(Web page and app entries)

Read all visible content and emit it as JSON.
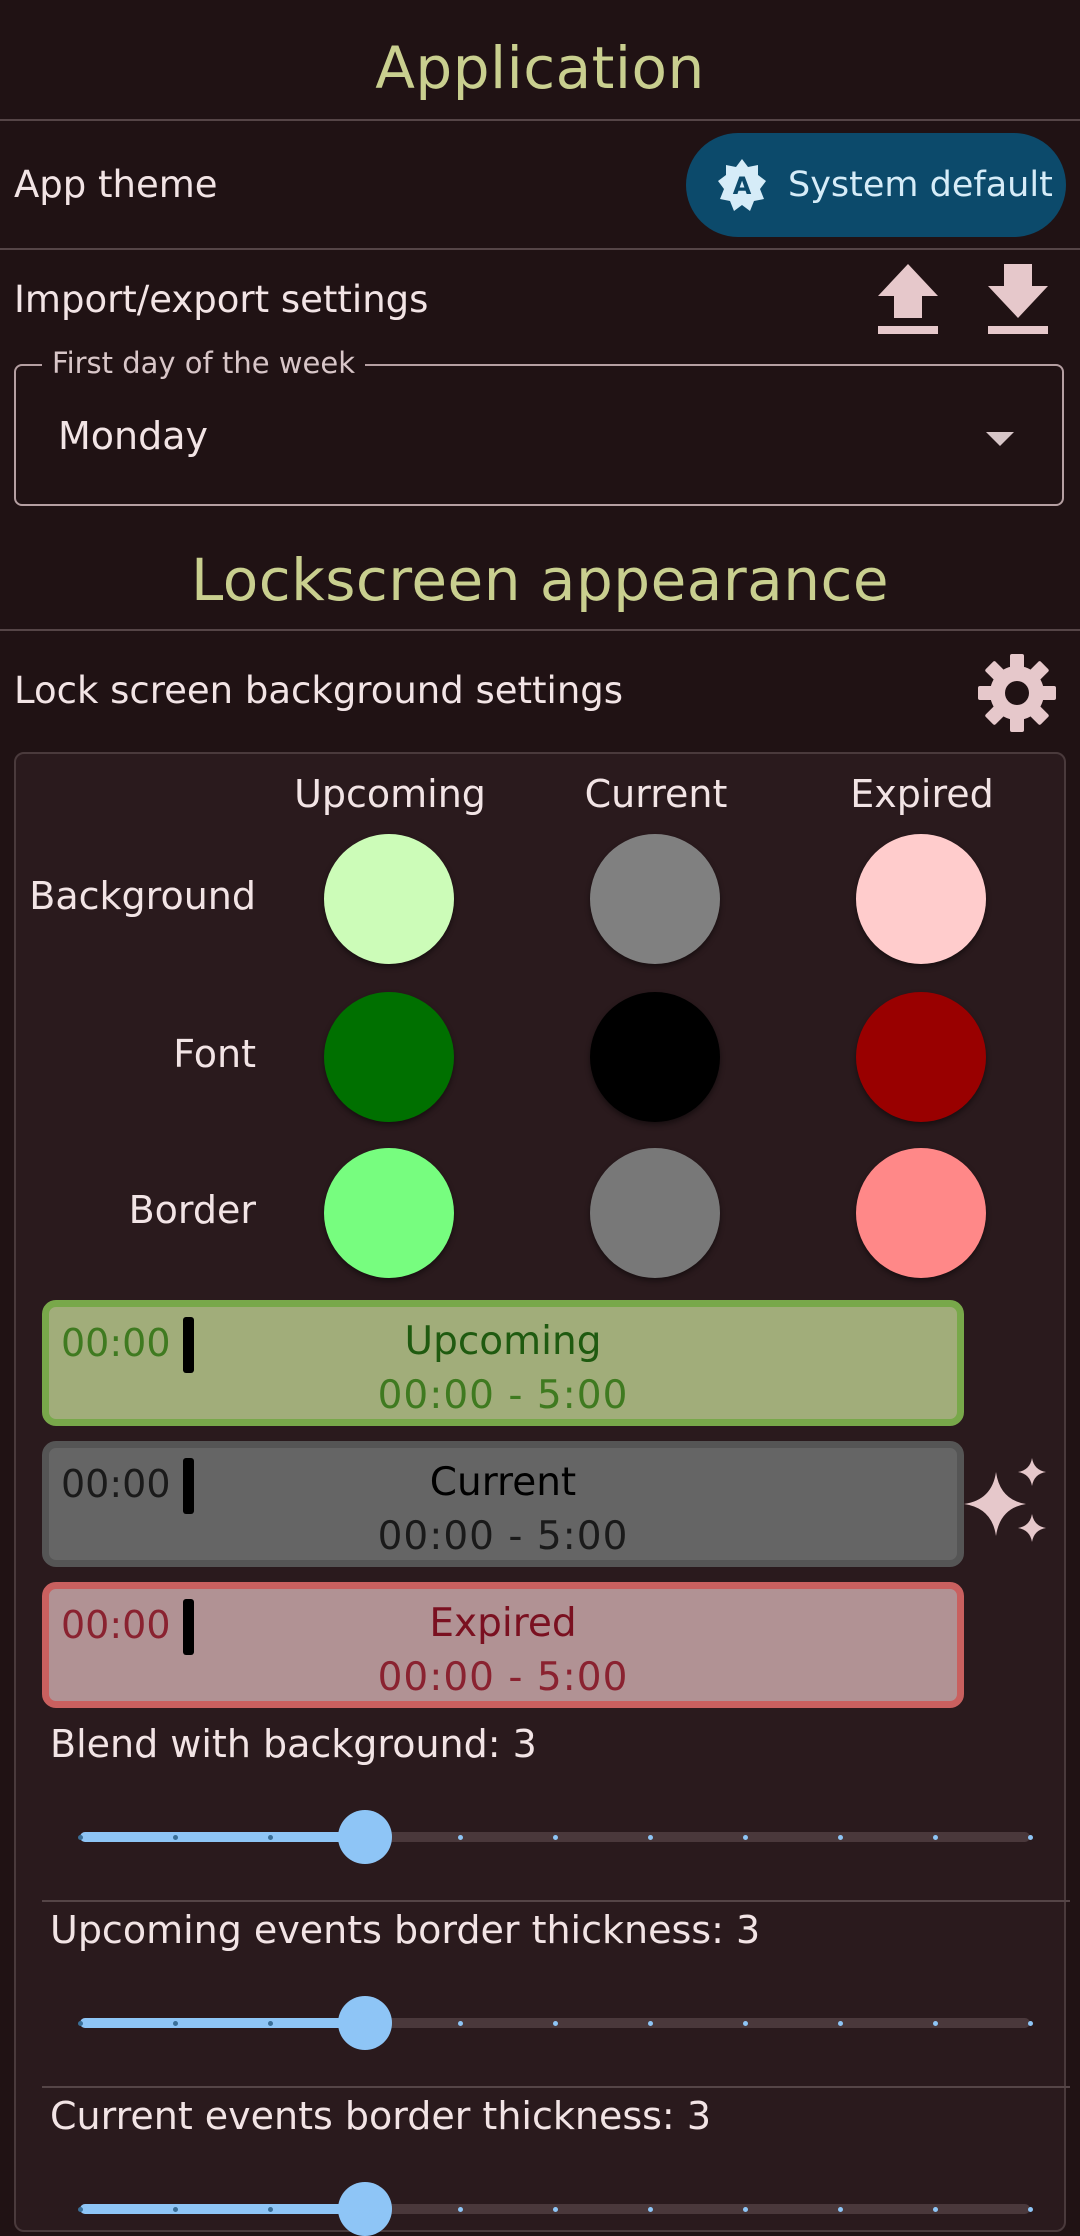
{
  "application": {
    "title": "Application",
    "app_theme_label": "App theme",
    "theme_value": "System default",
    "theme_badge": "A",
    "import_export_label": "Import/export settings",
    "first_day_legend": "First day of the week",
    "first_day_value": "Monday"
  },
  "lockscreen": {
    "title": "Lockscreen appearance",
    "bg_settings_label": "Lock screen background settings",
    "columns": [
      "Upcoming",
      "Current",
      "Expired"
    ],
    "rows": [
      {
        "name": "Background",
        "colors": [
          "#ccfcb8",
          "#808080",
          "#ffcccc"
        ]
      },
      {
        "name": "Font",
        "colors": [
          "#007000",
          "#000000",
          "#990000"
        ]
      },
      {
        "name": "Border",
        "colors": [
          "#77fd7f",
          "#787878",
          "#ff8888"
        ]
      }
    ],
    "events": [
      {
        "time": "00:00",
        "title": "Upcoming",
        "range": "00:00 - 5:00"
      },
      {
        "time": "00:00",
        "title": "Current",
        "range": "00:00 - 5:00"
      },
      {
        "time": "00:00",
        "title": "Expired",
        "range": "00:00 - 5:00"
      }
    ],
    "sliders": [
      {
        "label": "Blend with background: 3",
        "value": 3,
        "max": 10
      },
      {
        "label": "Upcoming events border thickness: 3",
        "value": 3,
        "max": 10
      },
      {
        "label": "Current events border thickness: 3",
        "value": 3,
        "max": 10
      }
    ]
  },
  "colors": {
    "accent_title": "#c9cf8f",
    "slider_active": "#8ec5f6",
    "pill_bg": "#0c4a6b",
    "event_upcoming_bg": "#a1ad7a",
    "event_upcoming_border": "#78a84a",
    "event_current_bg": "#656565",
    "event_current_border": "#555555",
    "event_expired_bg": "#b19294",
    "event_expired_border": "#c9605f"
  },
  "icons": {
    "upload": "upload-icon",
    "download": "download-icon",
    "gear": "gear-icon",
    "sparkle": "sparkle-icon"
  }
}
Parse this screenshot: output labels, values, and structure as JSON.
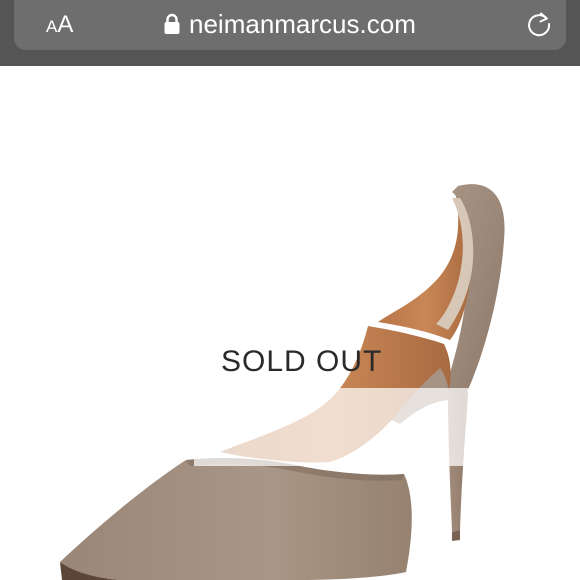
{
  "browser": {
    "text_size_small": "A",
    "text_size_large": "A",
    "url": "neimanmarcus.com",
    "icons": {
      "lock": "lock-icon",
      "reload": "reload-icon"
    },
    "bar_color": "#555555",
    "pill_color": "#6e6e6e"
  },
  "product": {
    "status": "SOLD OUT",
    "image_description_icon": "shoe-image"
  }
}
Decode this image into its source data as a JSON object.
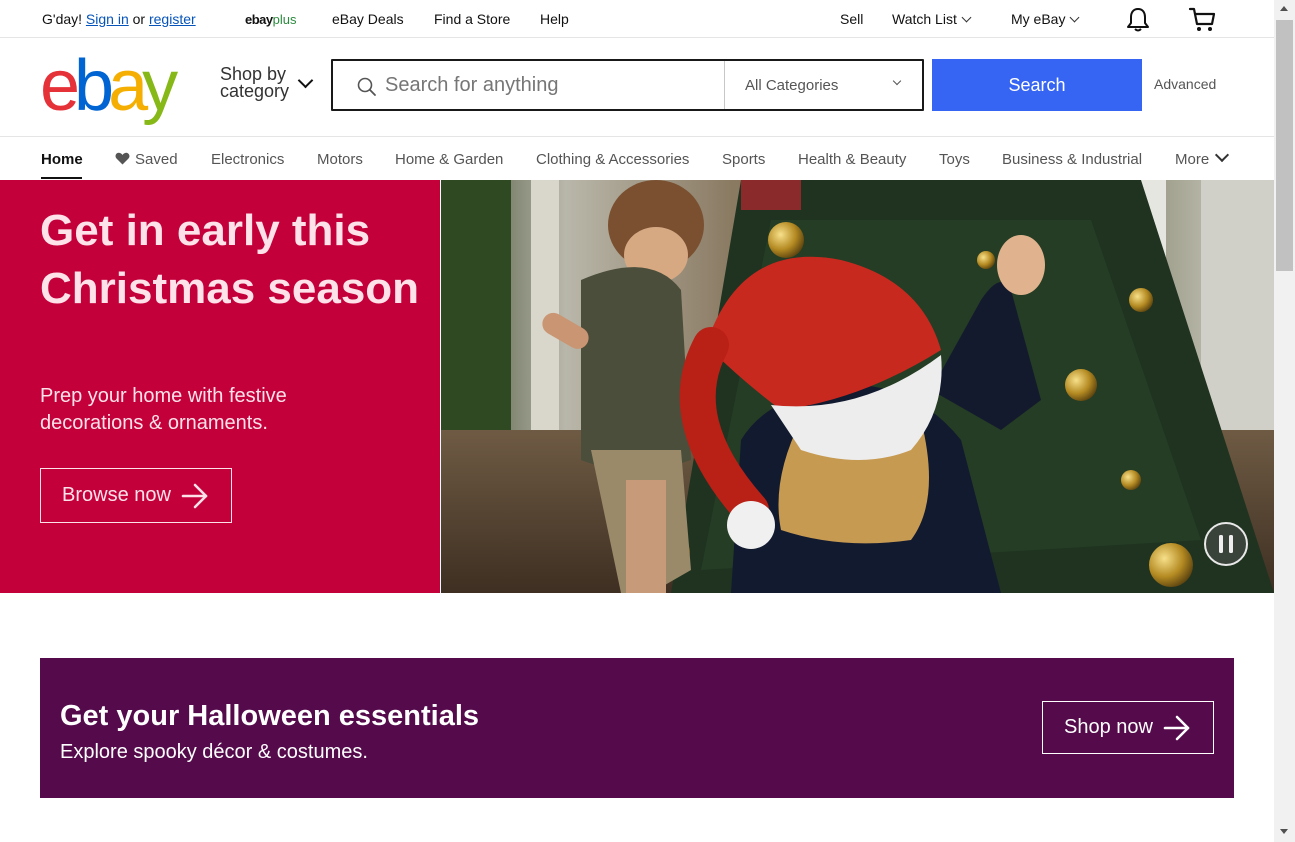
{
  "topbar": {
    "greeting": "G'day!",
    "sign_in": "Sign in",
    "or": "or",
    "register": "register",
    "ebayplus_ebay": "ebay",
    "ebayplus_plus": "plus",
    "deals": "eBay Deals",
    "find_store": "Find a Store",
    "help": "Help",
    "sell": "Sell",
    "watch_list": "Watch List",
    "my_ebay": "My eBay",
    "icons": [
      "bell-icon",
      "cart-icon"
    ]
  },
  "header": {
    "logo_letters": [
      "e",
      "b",
      "a",
      "y"
    ],
    "logo_colors": [
      "#e53238",
      "#0064d2",
      "#f5af02",
      "#86b817"
    ],
    "shop_by": "Shop by",
    "category": "category",
    "search_placeholder": "Search for anything",
    "category_select": "All Categories",
    "search_button": "Search",
    "advanced": "Advanced",
    "accent": "#3665f3"
  },
  "nav": {
    "items": [
      "Home",
      "Saved",
      "Electronics",
      "Motors",
      "Home & Garden",
      "Clothing & Accessories",
      "Sports",
      "Health & Beauty",
      "Toys",
      "Business & Industrial",
      "More"
    ],
    "active": "Home"
  },
  "hero": {
    "title": "Get in early this Christmas season",
    "subtitle": "Prep your home with festive decorations & ornaments.",
    "button": "Browse now",
    "background": "#c4003b",
    "text_color": "#fde2ea"
  },
  "promo": {
    "title": "Get your Halloween essentials",
    "subtitle": "Explore spooky décor & costumes.",
    "button": "Shop now",
    "background": "#540a4b"
  }
}
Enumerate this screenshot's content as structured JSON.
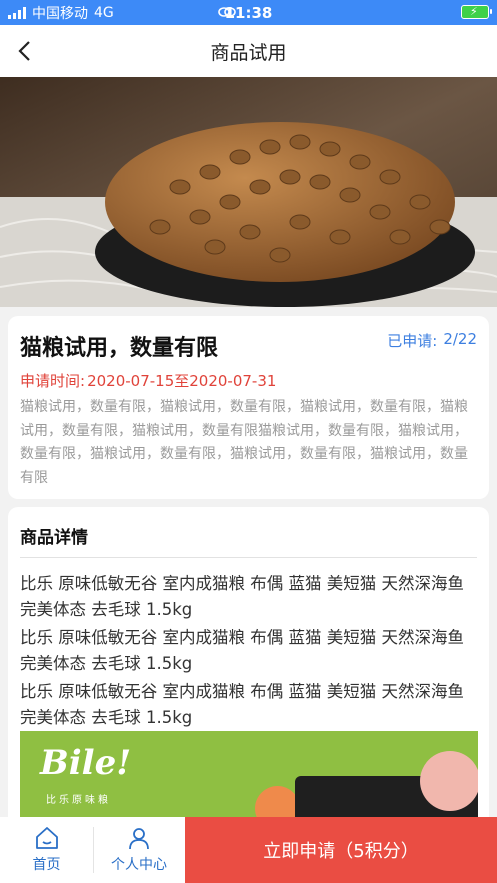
{
  "status_bar": {
    "carrier": "中国移动",
    "network": "4G",
    "time": "11:38"
  },
  "nav": {
    "title": "商品试用"
  },
  "trial": {
    "title": "猫粮试用，数量有限",
    "applied_label": "已申请:",
    "applied_count": "2/22",
    "period_label": "申请时间:",
    "period_value": "2020-07-15至2020-07-31",
    "description": "猫粮试用，数量有限，猫粮试用，数量有限，猫粮试用，数量有限，猫粮试用，数量有限，猫粮试用，数量有限猫粮试用，数量有限，猫粮试用，数量有限，猫粮试用，数量有限，猫粮试用，数量有限，猫粮试用，数量有限"
  },
  "detail": {
    "heading": "商品详情",
    "lines": [
      "比乐 原味低敏无谷 室内成猫粮 布偶 蓝猫 美短猫 天然深海鱼完美体态 去毛球 1.5kg",
      "比乐 原味低敏无谷 室内成猫粮 布偶 蓝猫 美短猫 天然深海鱼完美体态 去毛球 1.5kg",
      "比乐 原味低敏无谷 室内成猫粮 布偶 蓝猫 美短猫 天然深海鱼完美体态 去毛球 1.5kg"
    ],
    "banner_brand": "Bile!",
    "banner_sub": "比乐原味粮"
  },
  "tabbar": {
    "home": "首页",
    "user_center": "个人中心",
    "apply_button": "立即申请（5积分）"
  },
  "colors": {
    "status_bar": "#3d8af7",
    "accent_blue": "#3d7fe0",
    "accent_red": "#ea4d43",
    "period_red": "#e0433a",
    "tab_blue": "#2a6fc7"
  }
}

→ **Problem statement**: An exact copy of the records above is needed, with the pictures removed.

→ **Answer to this problem**:
Read all visible content and emit it as JSON.
{
  "application": {
    "title": "Application",
    "app_theme_label": "App theme",
    "theme_value": "System default",
    "theme_badge": "A",
    "import_export_label": "Import/export settings",
    "first_day_legend": "First day of the week",
    "first_day_value": "Monday"
  },
  "lockscreen": {
    "title": "Lockscreen appearance",
    "bg_settings_label": "Lock screen background settings",
    "columns": [
      "Upcoming",
      "Current",
      "Expired"
    ],
    "rows": [
      {
        "name": "Background",
        "colors": [
          "#ccfcb8",
          "#808080",
          "#ffcccc"
        ]
      },
      {
        "name": "Font",
        "colors": [
          "#007000",
          "#000000",
          "#990000"
        ]
      },
      {
        "name": "Border",
        "colors": [
          "#77fd7f",
          "#787878",
          "#ff8888"
        ]
      }
    ],
    "events": [
      {
        "time": "00:00",
        "title": "Upcoming",
        "range": "00:00 - 5:00"
      },
      {
        "time": "00:00",
        "title": "Current",
        "range": "00:00 - 5:00"
      },
      {
        "time": "00:00",
        "title": "Expired",
        "range": "00:00 - 5:00"
      }
    ],
    "sliders": [
      {
        "label": "Blend with background: 3",
        "value": 3,
        "max": 10
      },
      {
        "label": "Upcoming events border thickness: 3",
        "value": 3,
        "max": 10
      },
      {
        "label": "Current events border thickness: 3",
        "value": 3,
        "max": 10
      }
    ]
  },
  "colors": {
    "accent_title": "#c9cf8f",
    "slider_active": "#8ec5f6",
    "pill_bg": "#0c4a6b",
    "event_upcoming_bg": "#a1ad7a",
    "event_upcoming_border": "#78a84a",
    "event_current_bg": "#656565",
    "event_current_border": "#555555",
    "event_expired_bg": "#b19294",
    "event_expired_border": "#c9605f"
  },
  "icons": {
    "upload": "upload-icon",
    "download": "download-icon",
    "gear": "gear-icon",
    "sparkle": "sparkle-icon"
  }
}
Parse this screenshot: output labels, values, and structure as JSON.
{
  "browser": {
    "text_size_small": "A",
    "text_size_large": "A",
    "url": "neimanmarcus.com",
    "icons": {
      "lock": "lock-icon",
      "reload": "reload-icon"
    },
    "bar_color": "#555555",
    "pill_color": "#6e6e6e"
  },
  "product": {
    "status": "SOLD OUT",
    "image_description_icon": "shoe-image"
  }
}
Decode this image into its source data as a JSON object.
{
  "topbar": {
    "greeting": "G'day!",
    "sign_in": "Sign in",
    "or": "or",
    "register": "register",
    "ebayplus_ebay": "ebay",
    "ebayplus_plus": "plus",
    "deals": "eBay Deals",
    "find_store": "Find a Store",
    "help": "Help",
    "sell": "Sell",
    "watch_list": "Watch List",
    "my_ebay": "My eBay",
    "icons": [
      "bell-icon",
      "cart-icon"
    ]
  },
  "header": {
    "logo_letters": [
      "e",
      "b",
      "a",
      "y"
    ],
    "logo_colors": [
      "#e53238",
      "#0064d2",
      "#f5af02",
      "#86b817"
    ],
    "shop_by": "Shop by",
    "category": "category",
    "search_placeholder": "Search for anything",
    "category_select": "All Categories",
    "search_button": "Search",
    "advanced": "Advanced",
    "accent": "#3665f3"
  },
  "nav": {
    "items": [
      "Home",
      "Saved",
      "Electronics",
      "Motors",
      "Home & Garden",
      "Clothing & Accessories",
      "Sports",
      "Health & Beauty",
      "Toys",
      "Business & Industrial",
      "More"
    ],
    "active": "Home"
  },
  "hero": {
    "title": "Get in early this Christmas season",
    "subtitle": "Prep your home with festive decorations & ornaments.",
    "button": "Browse now",
    "background": "#c4003b",
    "text_color": "#fde2ea"
  },
  "promo": {
    "title": "Get your Halloween essentials",
    "subtitle": "Explore spooky décor & costumes.",
    "button": "Shop now",
    "background": "#540a4b"
  }
}
Enumerate this screenshot's content as structured JSON.
{
  "status_bar": {
    "carrier": "中国移动",
    "network": "4G",
    "time": "11:38"
  },
  "nav": {
    "title": "商品试用"
  },
  "trial": {
    "title": "猫粮试用，数量有限",
    "applied_label": "已申请:",
    "applied_count": "2/22",
    "period_label": "申请时间:",
    "period_value": "2020-07-15至2020-07-31",
    "description": "猫粮试用，数量有限，猫粮试用，数量有限，猫粮试用，数量有限，猫粮试用，数量有限，猫粮试用，数量有限猫粮试用，数量有限，猫粮试用，数量有限，猫粮试用，数量有限，猫粮试用，数量有限，猫粮试用，数量有限"
  },
  "detail": {
    "heading": "商品详情",
    "lines": [
      "比乐 原味低敏无谷 室内成猫粮 布偶 蓝猫 美短猫 天然深海鱼完美体态 去毛球 1.5kg",
      "比乐 原味低敏无谷 室内成猫粮 布偶 蓝猫 美短猫 天然深海鱼完美体态 去毛球 1.5kg",
      "比乐 原味低敏无谷 室内成猫粮 布偶 蓝猫 美短猫 天然深海鱼完美体态 去毛球 1.5kg"
    ],
    "banner_brand": "Bile!",
    "banner_sub": "比乐原味粮"
  },
  "tabbar": {
    "home": "首页",
    "user_center": "个人中心",
    "apply_button": "立即申请（5积分）"
  },
  "colors": {
    "status_bar": "#3d8af7",
    "accent_blue": "#3d7fe0",
    "accent_red": "#ea4d43",
    "period_red": "#e0433a",
    "tab_blue": "#2a6fc7"
  }
}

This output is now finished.